On April 28, 1938, four Swift River Valley towns -- Dana, Enfield, Greenwich, and Prescott -- disappeared from the map.
Residents of those towns, now collectively known as the "Quabbin towns," had received eviction notices from the Commonwealth of Massachusetts. The booming population of Boston and Eastern Massachusetts in the 1920s and 1930s meant that a massive reservoir needed to be created to provide enough water for residents. The rural farming communities of Western Massachusetts were to be sacrificed for the sake of the businesses of the eastern part of the state.
By 1940, the farms, cemeteries, businesses, schools, livelihoods, and histories of the Quabbin families were buried under the 400 billion gallons of water of the Quabbin Reservoir. The episode is still a painful scar on the memory of Western Massachusetts, most of all to the families of the Quabbin and their descendants.
Who Should Be Added?
For the purposes of this project, we are interested in anyone who lived in one of the following towns at any point before 1940:
- Dana, Worcester County, Massachusetts
- Enfield, Hampshire County, Massachusetts
- Greenwich, Hampshire County, Massachusetts
- Prescott, Hampshire County, Massachusetts
We are particularly interested in those who lived there at the time of the evictions, but there is no specific time requirement.
There are many fantastic resources about the Quabbin, its lost families, and its now-dwindling former residents.
Surprisingly, few comprehensive books have been published yet on the destruction of the Quabbin towns.
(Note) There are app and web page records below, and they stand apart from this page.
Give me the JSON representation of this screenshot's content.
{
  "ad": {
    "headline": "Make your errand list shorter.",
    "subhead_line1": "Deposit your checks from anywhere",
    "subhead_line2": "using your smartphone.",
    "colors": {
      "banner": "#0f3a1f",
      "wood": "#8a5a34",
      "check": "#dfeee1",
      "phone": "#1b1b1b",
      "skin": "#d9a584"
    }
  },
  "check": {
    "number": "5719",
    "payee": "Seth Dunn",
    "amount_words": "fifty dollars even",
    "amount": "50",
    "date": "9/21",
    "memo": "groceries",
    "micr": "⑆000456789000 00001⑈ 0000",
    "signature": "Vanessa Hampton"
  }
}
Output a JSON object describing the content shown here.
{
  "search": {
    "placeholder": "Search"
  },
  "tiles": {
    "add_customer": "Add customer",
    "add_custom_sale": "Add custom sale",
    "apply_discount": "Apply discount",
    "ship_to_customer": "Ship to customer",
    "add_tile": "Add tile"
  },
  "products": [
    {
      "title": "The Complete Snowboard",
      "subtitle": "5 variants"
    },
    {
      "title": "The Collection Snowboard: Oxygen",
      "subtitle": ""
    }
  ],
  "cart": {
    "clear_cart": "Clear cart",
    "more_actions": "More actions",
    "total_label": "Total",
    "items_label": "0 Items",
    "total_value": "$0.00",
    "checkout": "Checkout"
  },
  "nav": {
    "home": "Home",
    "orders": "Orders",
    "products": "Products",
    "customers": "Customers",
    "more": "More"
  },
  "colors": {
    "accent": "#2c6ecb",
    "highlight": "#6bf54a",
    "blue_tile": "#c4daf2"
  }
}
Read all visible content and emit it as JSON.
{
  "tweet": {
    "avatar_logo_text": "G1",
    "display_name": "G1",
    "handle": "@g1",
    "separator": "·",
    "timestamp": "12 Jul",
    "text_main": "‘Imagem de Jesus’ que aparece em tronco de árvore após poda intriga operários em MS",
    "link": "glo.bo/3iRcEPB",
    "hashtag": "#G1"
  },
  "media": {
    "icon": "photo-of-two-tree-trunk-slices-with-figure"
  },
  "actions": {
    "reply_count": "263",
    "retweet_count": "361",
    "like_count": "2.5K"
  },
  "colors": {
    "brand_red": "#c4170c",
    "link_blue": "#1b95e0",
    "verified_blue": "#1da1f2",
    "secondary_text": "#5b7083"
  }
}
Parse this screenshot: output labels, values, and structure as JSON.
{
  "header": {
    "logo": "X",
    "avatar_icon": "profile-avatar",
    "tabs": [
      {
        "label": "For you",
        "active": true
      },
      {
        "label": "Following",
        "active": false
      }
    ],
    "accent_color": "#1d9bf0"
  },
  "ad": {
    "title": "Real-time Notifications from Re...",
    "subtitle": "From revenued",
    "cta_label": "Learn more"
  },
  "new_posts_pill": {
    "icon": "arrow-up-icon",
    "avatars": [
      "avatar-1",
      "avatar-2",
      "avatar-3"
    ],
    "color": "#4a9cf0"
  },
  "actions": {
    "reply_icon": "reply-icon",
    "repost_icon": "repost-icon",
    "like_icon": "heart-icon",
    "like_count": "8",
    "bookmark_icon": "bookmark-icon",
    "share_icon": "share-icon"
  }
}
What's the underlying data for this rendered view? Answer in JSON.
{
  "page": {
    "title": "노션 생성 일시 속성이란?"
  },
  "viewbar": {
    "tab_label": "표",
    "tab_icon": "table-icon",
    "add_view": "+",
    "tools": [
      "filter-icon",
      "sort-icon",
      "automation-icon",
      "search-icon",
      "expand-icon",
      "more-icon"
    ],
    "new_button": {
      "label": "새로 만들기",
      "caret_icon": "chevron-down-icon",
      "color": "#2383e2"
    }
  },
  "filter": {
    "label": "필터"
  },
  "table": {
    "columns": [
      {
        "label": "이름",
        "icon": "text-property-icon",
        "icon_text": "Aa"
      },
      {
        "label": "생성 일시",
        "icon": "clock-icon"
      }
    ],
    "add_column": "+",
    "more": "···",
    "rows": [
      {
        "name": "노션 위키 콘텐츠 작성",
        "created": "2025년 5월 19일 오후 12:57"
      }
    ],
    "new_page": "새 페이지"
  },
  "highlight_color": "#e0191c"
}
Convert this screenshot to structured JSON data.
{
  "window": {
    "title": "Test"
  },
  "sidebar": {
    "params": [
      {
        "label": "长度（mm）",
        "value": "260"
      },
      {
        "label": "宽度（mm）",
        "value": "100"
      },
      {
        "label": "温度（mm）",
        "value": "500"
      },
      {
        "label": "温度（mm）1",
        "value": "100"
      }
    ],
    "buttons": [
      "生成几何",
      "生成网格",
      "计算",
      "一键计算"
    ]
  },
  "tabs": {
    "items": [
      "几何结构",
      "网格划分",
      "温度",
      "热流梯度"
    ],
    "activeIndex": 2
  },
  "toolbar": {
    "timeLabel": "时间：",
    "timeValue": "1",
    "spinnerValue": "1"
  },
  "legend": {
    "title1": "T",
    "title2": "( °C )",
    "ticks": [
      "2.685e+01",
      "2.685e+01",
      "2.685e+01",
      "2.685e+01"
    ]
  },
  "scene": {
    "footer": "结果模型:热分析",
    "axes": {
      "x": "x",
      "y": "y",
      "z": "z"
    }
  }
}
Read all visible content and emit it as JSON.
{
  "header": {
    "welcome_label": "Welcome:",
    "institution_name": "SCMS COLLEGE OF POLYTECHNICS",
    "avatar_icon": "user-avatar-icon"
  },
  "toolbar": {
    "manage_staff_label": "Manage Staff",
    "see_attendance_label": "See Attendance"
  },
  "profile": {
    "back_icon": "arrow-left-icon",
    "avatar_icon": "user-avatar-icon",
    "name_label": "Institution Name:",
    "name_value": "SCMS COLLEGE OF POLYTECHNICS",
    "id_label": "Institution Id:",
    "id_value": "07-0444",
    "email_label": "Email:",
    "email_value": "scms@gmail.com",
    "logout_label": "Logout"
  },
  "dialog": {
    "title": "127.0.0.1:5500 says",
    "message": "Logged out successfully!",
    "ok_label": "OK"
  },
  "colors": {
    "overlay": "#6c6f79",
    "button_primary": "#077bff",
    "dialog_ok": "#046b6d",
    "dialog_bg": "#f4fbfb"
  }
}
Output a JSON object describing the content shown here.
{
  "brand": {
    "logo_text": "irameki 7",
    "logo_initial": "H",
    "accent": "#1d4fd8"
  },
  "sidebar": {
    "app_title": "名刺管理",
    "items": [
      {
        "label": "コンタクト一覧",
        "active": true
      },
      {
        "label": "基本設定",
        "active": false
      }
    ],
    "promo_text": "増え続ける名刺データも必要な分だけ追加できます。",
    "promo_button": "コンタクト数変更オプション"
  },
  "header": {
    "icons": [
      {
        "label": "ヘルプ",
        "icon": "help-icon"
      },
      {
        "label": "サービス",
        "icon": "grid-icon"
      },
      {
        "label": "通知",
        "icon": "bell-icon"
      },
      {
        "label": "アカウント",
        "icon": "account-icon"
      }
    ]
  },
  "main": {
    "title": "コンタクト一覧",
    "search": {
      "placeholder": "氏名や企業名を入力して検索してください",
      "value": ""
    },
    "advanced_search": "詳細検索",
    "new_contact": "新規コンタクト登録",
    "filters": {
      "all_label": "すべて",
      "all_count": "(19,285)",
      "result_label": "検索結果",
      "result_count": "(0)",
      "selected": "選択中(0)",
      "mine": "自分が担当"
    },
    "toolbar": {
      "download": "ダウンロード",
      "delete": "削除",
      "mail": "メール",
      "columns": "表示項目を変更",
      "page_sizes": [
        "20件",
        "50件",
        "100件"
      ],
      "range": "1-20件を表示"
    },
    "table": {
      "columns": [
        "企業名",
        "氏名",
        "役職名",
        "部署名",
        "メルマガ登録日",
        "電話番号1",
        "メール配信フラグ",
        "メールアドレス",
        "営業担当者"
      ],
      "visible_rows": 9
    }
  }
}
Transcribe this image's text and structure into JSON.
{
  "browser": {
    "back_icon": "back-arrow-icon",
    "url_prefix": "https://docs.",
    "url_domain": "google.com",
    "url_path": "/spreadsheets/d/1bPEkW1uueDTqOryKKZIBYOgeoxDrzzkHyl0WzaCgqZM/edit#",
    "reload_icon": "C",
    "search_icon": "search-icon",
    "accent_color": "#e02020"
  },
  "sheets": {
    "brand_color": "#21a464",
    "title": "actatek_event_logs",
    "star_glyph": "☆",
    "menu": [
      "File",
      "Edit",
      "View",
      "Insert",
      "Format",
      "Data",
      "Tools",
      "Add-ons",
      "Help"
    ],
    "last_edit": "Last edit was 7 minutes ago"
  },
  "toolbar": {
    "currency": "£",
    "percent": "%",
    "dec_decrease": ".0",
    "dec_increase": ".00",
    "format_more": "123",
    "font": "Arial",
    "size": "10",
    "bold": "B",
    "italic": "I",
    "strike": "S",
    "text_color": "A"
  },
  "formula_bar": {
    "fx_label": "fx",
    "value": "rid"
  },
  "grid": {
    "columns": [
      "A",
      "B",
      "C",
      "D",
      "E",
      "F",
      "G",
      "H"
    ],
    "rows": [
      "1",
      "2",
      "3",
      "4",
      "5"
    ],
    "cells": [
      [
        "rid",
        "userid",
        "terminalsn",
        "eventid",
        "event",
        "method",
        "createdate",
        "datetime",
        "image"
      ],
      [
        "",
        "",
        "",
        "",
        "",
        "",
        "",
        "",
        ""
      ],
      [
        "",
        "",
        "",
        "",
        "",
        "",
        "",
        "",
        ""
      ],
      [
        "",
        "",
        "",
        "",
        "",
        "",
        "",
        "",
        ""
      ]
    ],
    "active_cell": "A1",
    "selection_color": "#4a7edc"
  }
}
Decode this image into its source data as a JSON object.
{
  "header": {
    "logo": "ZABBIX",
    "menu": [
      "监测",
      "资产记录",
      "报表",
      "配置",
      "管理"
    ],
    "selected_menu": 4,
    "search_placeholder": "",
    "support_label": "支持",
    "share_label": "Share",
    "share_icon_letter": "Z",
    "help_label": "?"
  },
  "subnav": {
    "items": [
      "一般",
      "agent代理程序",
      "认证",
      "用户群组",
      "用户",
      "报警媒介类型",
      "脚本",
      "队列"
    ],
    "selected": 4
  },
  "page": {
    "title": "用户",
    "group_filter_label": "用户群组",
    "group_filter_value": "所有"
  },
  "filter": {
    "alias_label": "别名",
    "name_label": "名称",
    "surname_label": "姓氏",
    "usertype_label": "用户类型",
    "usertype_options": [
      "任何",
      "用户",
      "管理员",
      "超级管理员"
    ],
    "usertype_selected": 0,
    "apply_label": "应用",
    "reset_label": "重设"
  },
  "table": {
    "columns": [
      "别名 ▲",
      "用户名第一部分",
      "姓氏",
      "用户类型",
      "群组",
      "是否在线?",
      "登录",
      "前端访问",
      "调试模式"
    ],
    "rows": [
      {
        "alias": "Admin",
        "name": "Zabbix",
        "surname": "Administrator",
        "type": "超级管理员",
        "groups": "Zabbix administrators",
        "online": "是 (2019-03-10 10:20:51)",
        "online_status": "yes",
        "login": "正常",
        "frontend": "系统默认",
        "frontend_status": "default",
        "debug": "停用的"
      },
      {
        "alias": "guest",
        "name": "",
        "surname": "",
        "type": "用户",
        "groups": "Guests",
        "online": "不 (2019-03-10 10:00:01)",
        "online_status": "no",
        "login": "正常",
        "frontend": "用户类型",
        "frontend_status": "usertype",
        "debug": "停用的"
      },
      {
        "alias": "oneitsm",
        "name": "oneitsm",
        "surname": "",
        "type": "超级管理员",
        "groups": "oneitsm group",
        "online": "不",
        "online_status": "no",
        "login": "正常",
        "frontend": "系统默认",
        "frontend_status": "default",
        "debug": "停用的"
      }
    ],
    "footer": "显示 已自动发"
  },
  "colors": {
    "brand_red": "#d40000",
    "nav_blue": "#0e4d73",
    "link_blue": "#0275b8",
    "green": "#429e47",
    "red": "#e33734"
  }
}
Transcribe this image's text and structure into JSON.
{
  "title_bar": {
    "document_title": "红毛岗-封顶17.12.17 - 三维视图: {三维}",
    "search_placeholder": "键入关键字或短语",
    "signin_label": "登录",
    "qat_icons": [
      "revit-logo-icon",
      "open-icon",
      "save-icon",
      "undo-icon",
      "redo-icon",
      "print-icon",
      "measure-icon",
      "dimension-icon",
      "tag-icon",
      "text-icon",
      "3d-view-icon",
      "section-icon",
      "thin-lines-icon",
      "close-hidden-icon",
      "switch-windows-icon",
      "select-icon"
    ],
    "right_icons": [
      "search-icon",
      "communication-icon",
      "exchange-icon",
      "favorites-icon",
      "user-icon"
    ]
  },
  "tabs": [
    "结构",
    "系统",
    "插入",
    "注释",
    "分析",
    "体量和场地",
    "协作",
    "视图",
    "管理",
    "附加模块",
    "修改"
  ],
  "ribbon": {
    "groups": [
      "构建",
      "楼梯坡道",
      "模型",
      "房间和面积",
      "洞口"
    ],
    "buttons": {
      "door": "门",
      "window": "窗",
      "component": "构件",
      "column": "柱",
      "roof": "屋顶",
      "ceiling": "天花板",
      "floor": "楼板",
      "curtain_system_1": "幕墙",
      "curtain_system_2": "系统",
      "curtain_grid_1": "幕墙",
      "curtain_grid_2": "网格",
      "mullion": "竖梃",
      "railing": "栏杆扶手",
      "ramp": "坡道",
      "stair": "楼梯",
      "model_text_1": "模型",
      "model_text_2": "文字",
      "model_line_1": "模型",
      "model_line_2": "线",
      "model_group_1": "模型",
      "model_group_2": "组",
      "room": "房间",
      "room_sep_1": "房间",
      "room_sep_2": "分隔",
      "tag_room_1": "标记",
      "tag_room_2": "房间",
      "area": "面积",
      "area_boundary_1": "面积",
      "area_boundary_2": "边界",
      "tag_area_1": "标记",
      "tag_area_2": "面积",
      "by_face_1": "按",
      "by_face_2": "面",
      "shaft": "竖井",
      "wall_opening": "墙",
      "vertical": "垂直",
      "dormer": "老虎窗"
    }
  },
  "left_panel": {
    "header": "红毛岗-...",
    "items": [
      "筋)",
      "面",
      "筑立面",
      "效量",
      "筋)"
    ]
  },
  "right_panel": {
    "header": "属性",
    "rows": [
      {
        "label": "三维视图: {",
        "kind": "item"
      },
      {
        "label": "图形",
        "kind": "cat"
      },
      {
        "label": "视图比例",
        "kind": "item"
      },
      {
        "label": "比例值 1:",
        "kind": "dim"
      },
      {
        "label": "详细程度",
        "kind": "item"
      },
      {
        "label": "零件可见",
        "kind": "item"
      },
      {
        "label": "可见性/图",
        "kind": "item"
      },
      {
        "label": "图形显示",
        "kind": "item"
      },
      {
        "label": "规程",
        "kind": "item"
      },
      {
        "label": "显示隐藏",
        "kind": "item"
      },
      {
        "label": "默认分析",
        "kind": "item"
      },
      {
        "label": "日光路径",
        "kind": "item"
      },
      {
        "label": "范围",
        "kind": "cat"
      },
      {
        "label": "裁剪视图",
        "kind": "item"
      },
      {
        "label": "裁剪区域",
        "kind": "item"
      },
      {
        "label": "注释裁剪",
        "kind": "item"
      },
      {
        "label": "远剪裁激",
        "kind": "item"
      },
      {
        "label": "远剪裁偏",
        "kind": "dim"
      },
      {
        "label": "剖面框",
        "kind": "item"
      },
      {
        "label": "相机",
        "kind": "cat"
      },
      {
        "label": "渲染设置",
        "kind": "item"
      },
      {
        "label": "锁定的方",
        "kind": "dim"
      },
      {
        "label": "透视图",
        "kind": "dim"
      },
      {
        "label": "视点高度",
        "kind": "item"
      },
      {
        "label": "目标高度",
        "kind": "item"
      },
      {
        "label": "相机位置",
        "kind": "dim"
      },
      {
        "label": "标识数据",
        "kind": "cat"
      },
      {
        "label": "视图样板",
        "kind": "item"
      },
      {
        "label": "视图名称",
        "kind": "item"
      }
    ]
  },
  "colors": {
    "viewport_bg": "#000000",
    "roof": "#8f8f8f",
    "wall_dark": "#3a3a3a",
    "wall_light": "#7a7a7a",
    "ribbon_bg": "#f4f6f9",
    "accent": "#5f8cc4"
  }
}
The best so far is:
- Tougias, Michael. Quabbin: A History and Explorer's Guide. Yarmouth Port, Massachusetts: On Cape Publications, 2002.
Note: Many maps reproduced on-line still show where specific families lived.
A Note about Cemeteries
The promise of the Commonwealth was that all headstones, memorials, and other historical markers would be moved to the newly-created Quabbin Park Cemetery in Ware. In reality, divers have found hundreds of headstones at the bottom of the reservoir. This means that genealogists have to exercise particular caution when noting burial locations. Actual graves were never moved, and not all headstones were transferred (even when they were claimed to be).
About This Project
This project was started in May 2011 by J. Ashley Odell, a former Hampshire County resident with a deep love for the history of the Quabbin towns. If you have any questions or would like to learn more about the Quabbin towns, feel free to contact her -- or, better yet, use the "Discussions" link at the upper-right of this page.